Take away those vehicles from them and where will they go? It is not like electric vehicles are comparable to IC-engined ones at the moment.
Then comes pollution. The government has forgotten that vehicles that ply on the road are certified by itself as being road-worthy. If pollution has increased to alarming levels, then the fault is from the government side as well. It should review why the officers it has working for a lump salary did not foresee the issue and come up with a solution, rather than stopping sale of such vehicles altogether.
There are more headaches to the government in this plan to be precise. Firstly, for people to adopt electric vehicles, they need to be cheap and for those to be manufactured cheap, the government has to provide subsidies to battery makers. They will also have to bend a bit for people to adopt it and all this costs money. Think about it, even if people adopt electric vehicles, where will they go for electricity? India is nowhere near self-sufficient when it comes to manufacturing the electricity it needs.
The comes another problem, what are other revenue generating options for the government if they do not get taxes from selling fuel and taxing vehicles to ply on the road? Will they end up increasing price of electricity that might prove detrimental to their plans? Or will they tax people more?
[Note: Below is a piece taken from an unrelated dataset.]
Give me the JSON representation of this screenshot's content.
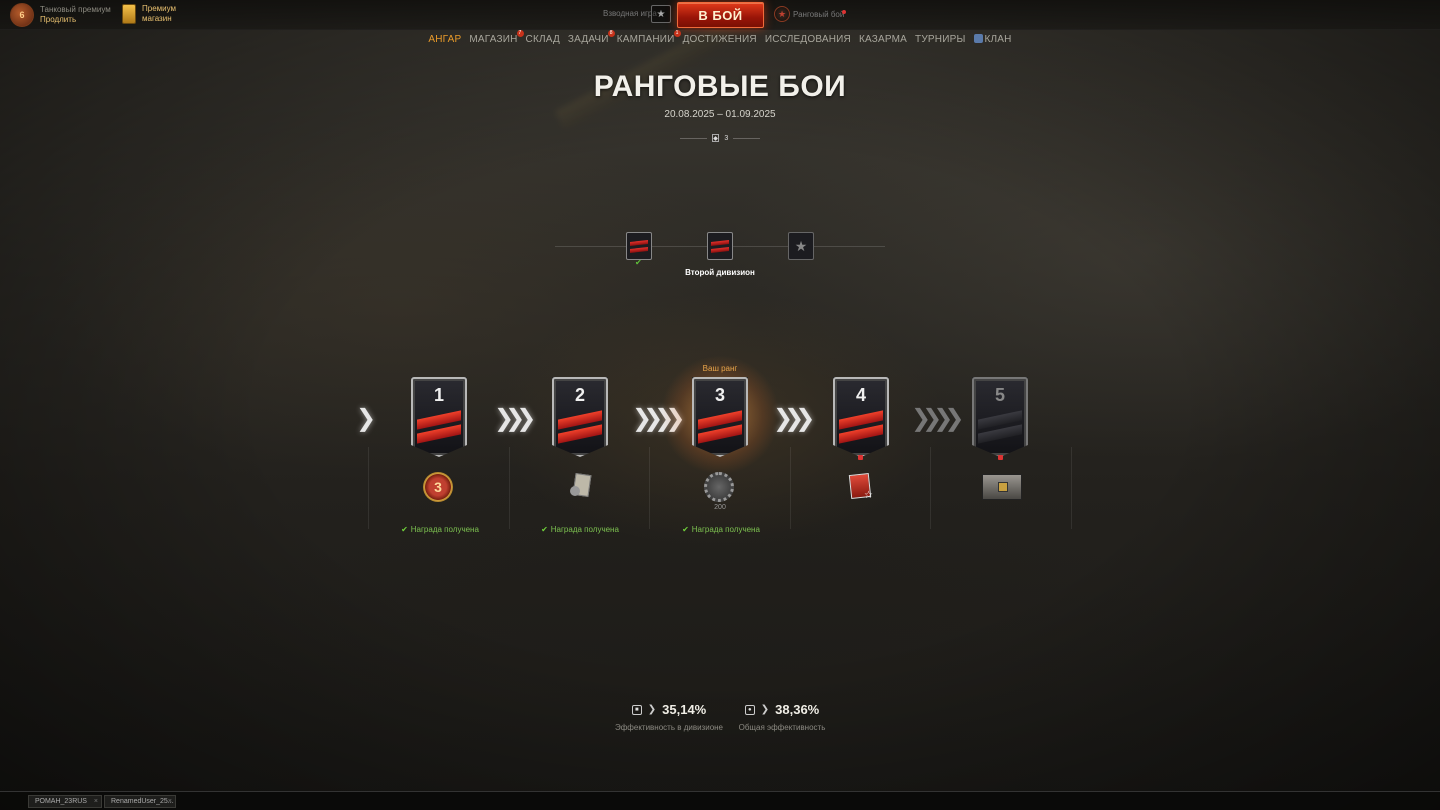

And one more thing. If the government increases electricity generation, won’t they pollute the environment more? Because, at least one new coal plant will be opened for meeting the needs and we all know how that will work out. One has to provide people with a better solution before imposing such plans. As always, I am not against change. But when it affects the masses, every possible factor should be carefully considered.
There is a famous saying, “There is no public money, there is only taxpayers’ money.” I am not saying that the government will not come up with solutions for all the problems my puny brain could think of. I am saying the government will not come up with solutions for the problems raised above in a day.
It is a long process, one which has transition at its core. Telling people to sod off and buy EVs is not the right way. Instead, provide them with an electric vehicle that has the same capability of IC-engined ones and importantly, at the same price. People will choose EVs because they do not have to write their wealth off buying petrol. It is that simple.